Energy companies hit by cyberattack from Russia-linked group

Sam Jones
Monday, 30 Jun 2014 | 11:00 AM ETFinancial Times

The industrial control systems of hundreds of European and U.S. energy companies have been infected by a sophisticated cyber weapon operated by a state-backed group with apparent ties to Russia, according to a leading U.S. online security group.

The powerful piece of malware known as “Energetic Bear” allows its operators to monitor energy consumption in real time, or to cripple physical systems such as wind turbines, gas pipelines and power plants at will.

The well-resourced organisation behind the cyber attack is believed to have compromised the computer systems of more than 1,000 organisations in 84 countries in a campaign spanning 18 months. The malware is similar to the Stuxnet computer programme created by the US and Israel that succeeded in infecting and sabotaging Iran’s uranium enrichment facilities two years ago.

The latest attacks are a new deployment of malware that was first monitored by IT security companies at the beginning of the year.

Early infections by Energetic Bear appeared to be based solely around espionage.

Symantec, a U.S. cyber security company, said on Monday, however, that it had identified a virulent new “attack vector” designed to give the malware control over physical systems themselves.

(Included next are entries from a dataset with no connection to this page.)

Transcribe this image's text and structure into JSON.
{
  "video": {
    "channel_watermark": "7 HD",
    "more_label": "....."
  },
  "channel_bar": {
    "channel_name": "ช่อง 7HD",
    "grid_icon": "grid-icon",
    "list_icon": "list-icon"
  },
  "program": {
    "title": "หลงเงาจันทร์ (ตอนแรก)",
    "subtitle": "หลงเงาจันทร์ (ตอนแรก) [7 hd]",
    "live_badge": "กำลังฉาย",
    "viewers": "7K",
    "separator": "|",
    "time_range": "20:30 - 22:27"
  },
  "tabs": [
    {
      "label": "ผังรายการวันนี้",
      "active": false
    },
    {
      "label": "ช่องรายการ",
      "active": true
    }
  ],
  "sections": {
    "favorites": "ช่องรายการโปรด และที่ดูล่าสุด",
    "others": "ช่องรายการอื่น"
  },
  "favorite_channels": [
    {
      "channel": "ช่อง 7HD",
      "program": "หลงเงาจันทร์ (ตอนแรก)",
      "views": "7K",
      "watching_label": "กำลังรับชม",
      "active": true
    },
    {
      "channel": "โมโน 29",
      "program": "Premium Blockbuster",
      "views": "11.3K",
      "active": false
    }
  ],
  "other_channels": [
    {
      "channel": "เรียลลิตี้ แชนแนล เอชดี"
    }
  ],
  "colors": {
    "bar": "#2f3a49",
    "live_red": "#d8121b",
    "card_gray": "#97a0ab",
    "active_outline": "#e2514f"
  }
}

Symantec said the group behind Energetic Bear, who they have dubbed Dragonfly, succeeded last year in infecting three leading specialist manufacturers of industrial control systems. Dragonfly then inserted the malware covertly into the legitimate software updates those companies sent to clients.

As clients downloaded the updates, their industrial control systems become infected. Contaminated software from one of the companies was downloaded to more than 250 industrial systems.

The malware is said to have indiscriminately infected hundreds of organisations, but by filtering infections to see where it is in regular contact with its command and control servers, Symantec said it had a clear picture of where Dragonfly’s interests lie.

According to Symantec, which produces the Norton range of antivirus software, Energetic Bear is most actively in use in Spain and the US, followed by France, Italy and Germany.

Symantec said it believed that Dragonfly was “based in eastern Europe and has all the markings of being state-sponsored”.

Stuart Poole-Robb, a former MI6 and military intelligence officer and founder of KCS Group, a security consultancy, said: “To target a whole sector like this at the level they are doing just for strategic data and control speaks of some form of government sanction.

“These are people working with Fapsi [Russia’s electronic spying agency]; working to support mother Russia.”

Timestamps and Cyrillic text and names within the code for Energetic Bear indicate the malware’s origins are in Russia, although attributing cyber attacks is far from an exact science.

For example, Chinese hackers, who have also been involved in energy-related espionage in the past, have been known to route their attacks through Russia to provide cover for their activities.

—By The Financial Times’ Sam Jones